Health Minister Greg Hunt and Aged Care Minister Ken Wyatt announced on Sunday the government will make it mandatory for “every aged-care provider to offer the flu vaccine to every single worker”.

Mr Wyatt said he was not concerned about those who refused to get the flu jab.

“There will be some individuals who will take a stand, but then again, that is up to the provider to make a decision in respect to that individual … they can move staff to other locations,” he told reporters in Perth.

Asked what right the government had to tell workers they must get the vaccine, Mr Wyatt replied: “What right does a senior, frail n have to be protected from someone who chooses not to (get the vaccine) and then ends up with a virulent flu that then causes their death?”

A national review has found a correlation between low vaccination rates among staff and a higher incidence of the flu in aged-care homes.

Hall & Prior Health and Aged Care Group corporate services manager Daniel Hitchcock said staff at the Tuohy facility in suburban Perth had been educated about the importance of getting the vaccine for almost 20 years.

“If they don’t have the vaccine, they’ll have to stand down from work if there is an outbreak,” he told reporters.

“We are outbreak-free at Tuohy since the program commenced.”

Mr Hunt said the government had made two new flu vaccines available free of charge to more than three million ns aged 65 years and over.

“Today we are taking further steps to ensure those seniors are protected even more, ahead of this year’s flu season,” he said.


* Only 3.5 per cent had the recommended staff coverage of 95 per cent or higher to gain herd immunity

* 35.9 per cent had the recommended resident coverage of 95 per cent or higher

* 43 per cent reported at least one influenza outbreak in the previous year

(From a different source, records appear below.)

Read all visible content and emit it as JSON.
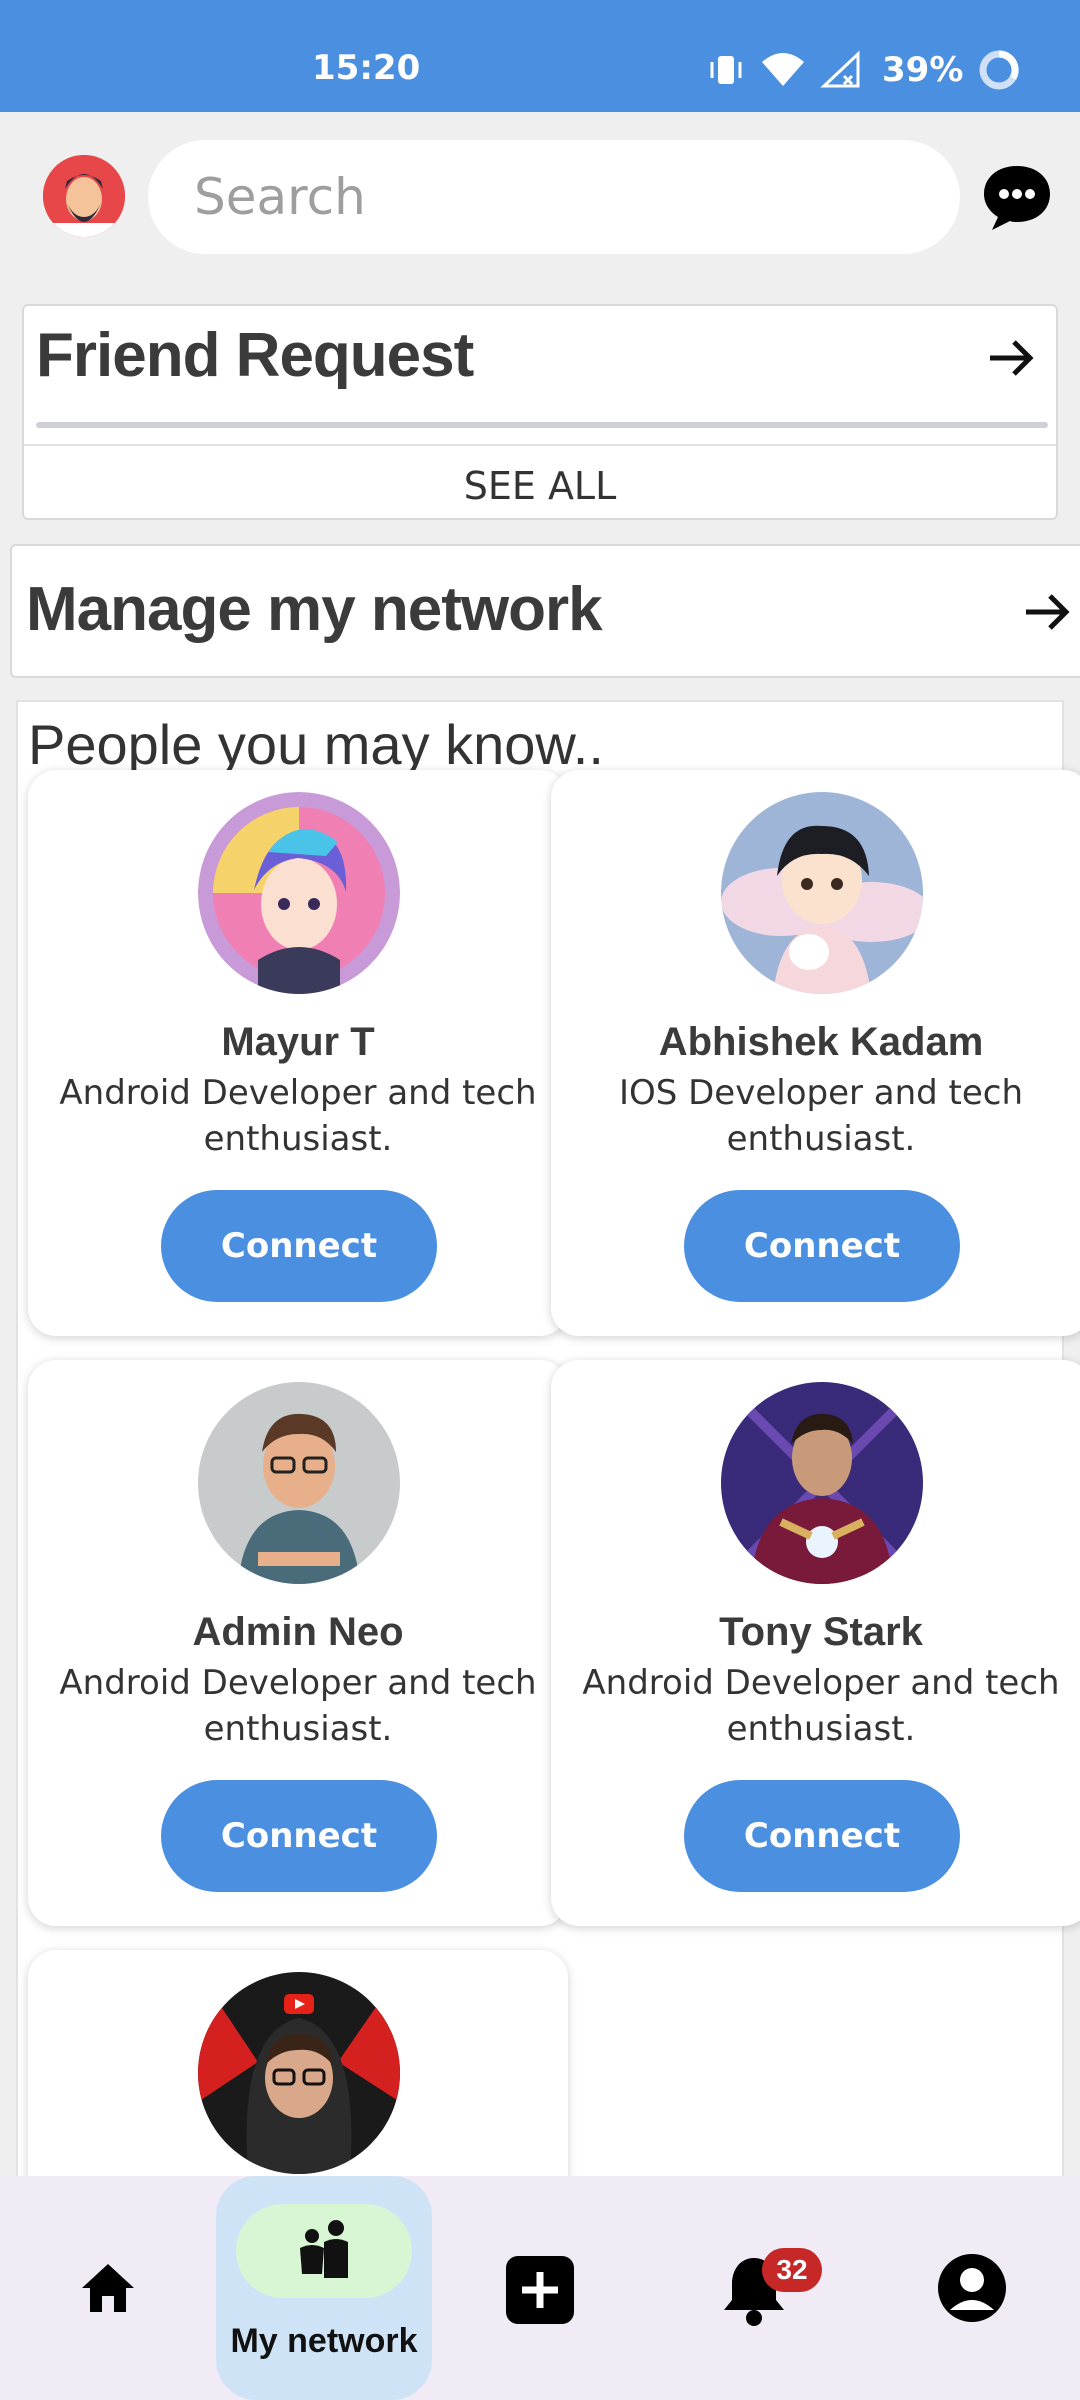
{
  "status_bar": {
    "time": "15:20",
    "battery": "39%",
    "icons": [
      "vibrate-icon",
      "wifi-icon",
      "signal-icon",
      "battery-ring-icon"
    ]
  },
  "top_bar": {
    "search_placeholder": "Search",
    "avatar_icon": "user-avatar",
    "chat_icon": "chat-bubble-icon"
  },
  "friend_request": {
    "title": "Friend Request",
    "see_all": "SEE ALL"
  },
  "manage_network": {
    "title": "Manage my network"
  },
  "people": {
    "title": "People you may know..",
    "cards": [
      {
        "name": "Mayur T",
        "bio": "Android Developer and tech enthusiast.",
        "action": "Connect"
      },
      {
        "name": "Abhishek Kadam",
        "bio": "IOS Developer and tech enthusiast.",
        "action": "Connect"
      },
      {
        "name": "Admin Neo",
        "bio": "Android Developer and tech enthusiast.",
        "action": "Connect"
      },
      {
        "name": "Tony Stark",
        "bio": "Android Developer and tech enthusiast.",
        "action": "Connect"
      }
    ]
  },
  "bottom_nav": {
    "items": [
      "home-icon",
      "my-network-icon",
      "add-icon",
      "bell-icon",
      "profile-icon"
    ],
    "active_label": "My network",
    "notification_count": "32"
  },
  "colors": {
    "accent": "#4a8fe0",
    "badge": "#c62828",
    "nav_bg": "#f0ebf4"
  }
}
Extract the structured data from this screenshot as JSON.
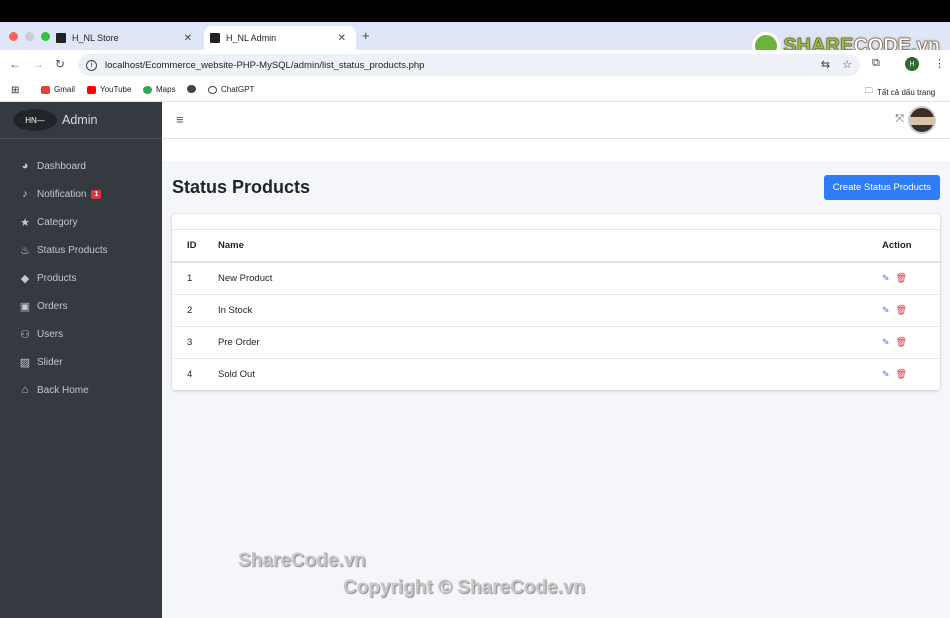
{
  "browser": {
    "tabs": [
      {
        "label": "H_NL Store",
        "active": false
      },
      {
        "label": "H_NL Admin",
        "active": true
      }
    ],
    "url": "localhost/Ecommerce_website-PHP-MySQL/admin/list_status_products.php",
    "profile_initial": "H",
    "bookmarks": [
      {
        "label": "Gmail",
        "color": "#ea4335"
      },
      {
        "label": "YouTube",
        "color": "#ff0000"
      },
      {
        "label": "Maps",
        "color": "#34a853"
      },
      {
        "label": "",
        "color": "#444444"
      },
      {
        "label": "ChatGPT",
        "color": "#444444"
      }
    ],
    "all_bookmarks": "Tất cả dấu trang"
  },
  "watermark_logo": {
    "part1": "SHARE",
    "part2": "CODE.vn"
  },
  "sidebar": {
    "brand_logo": "HN—",
    "brand_text": "Admin",
    "items": [
      {
        "label": "Dashboard",
        "icon": "dashboard-icon",
        "glyph": "◕"
      },
      {
        "label": "Notification",
        "icon": "bell-icon",
        "glyph": "🔔︎",
        "badge": "1"
      },
      {
        "label": "Category",
        "icon": "star-icon",
        "glyph": "★"
      },
      {
        "label": "Status Products",
        "icon": "fire-icon",
        "glyph": "♨"
      },
      {
        "label": "Products",
        "icon": "tag-icon",
        "glyph": "◆"
      },
      {
        "label": "Orders",
        "icon": "shopping-bag-icon",
        "glyph": "▣"
      },
      {
        "label": "Users",
        "icon": "users-icon",
        "glyph": "👥︎"
      },
      {
        "label": "Slider",
        "icon": "image-icon",
        "glyph": "▨"
      },
      {
        "label": "Back Home",
        "icon": "home-icon",
        "glyph": "⌂"
      }
    ]
  },
  "main": {
    "title": "Status Products",
    "create_button": "Create Status Products",
    "table": {
      "headers": {
        "id": "ID",
        "name": "Name",
        "action": "Action"
      },
      "rows": [
        {
          "id": "1",
          "name": "New Product"
        },
        {
          "id": "2",
          "name": "In Stock"
        },
        {
          "id": "3",
          "name": "Pre Order"
        },
        {
          "id": "4",
          "name": "Sold Out"
        }
      ]
    }
  },
  "watermarks": {
    "line1": "ShareCode.vn",
    "line2": "Copyright © ShareCode.vn"
  }
}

* Those providing in-house staff vaccination programs had higher coverage than those who only encouraged staff to go to an external immunisation provider.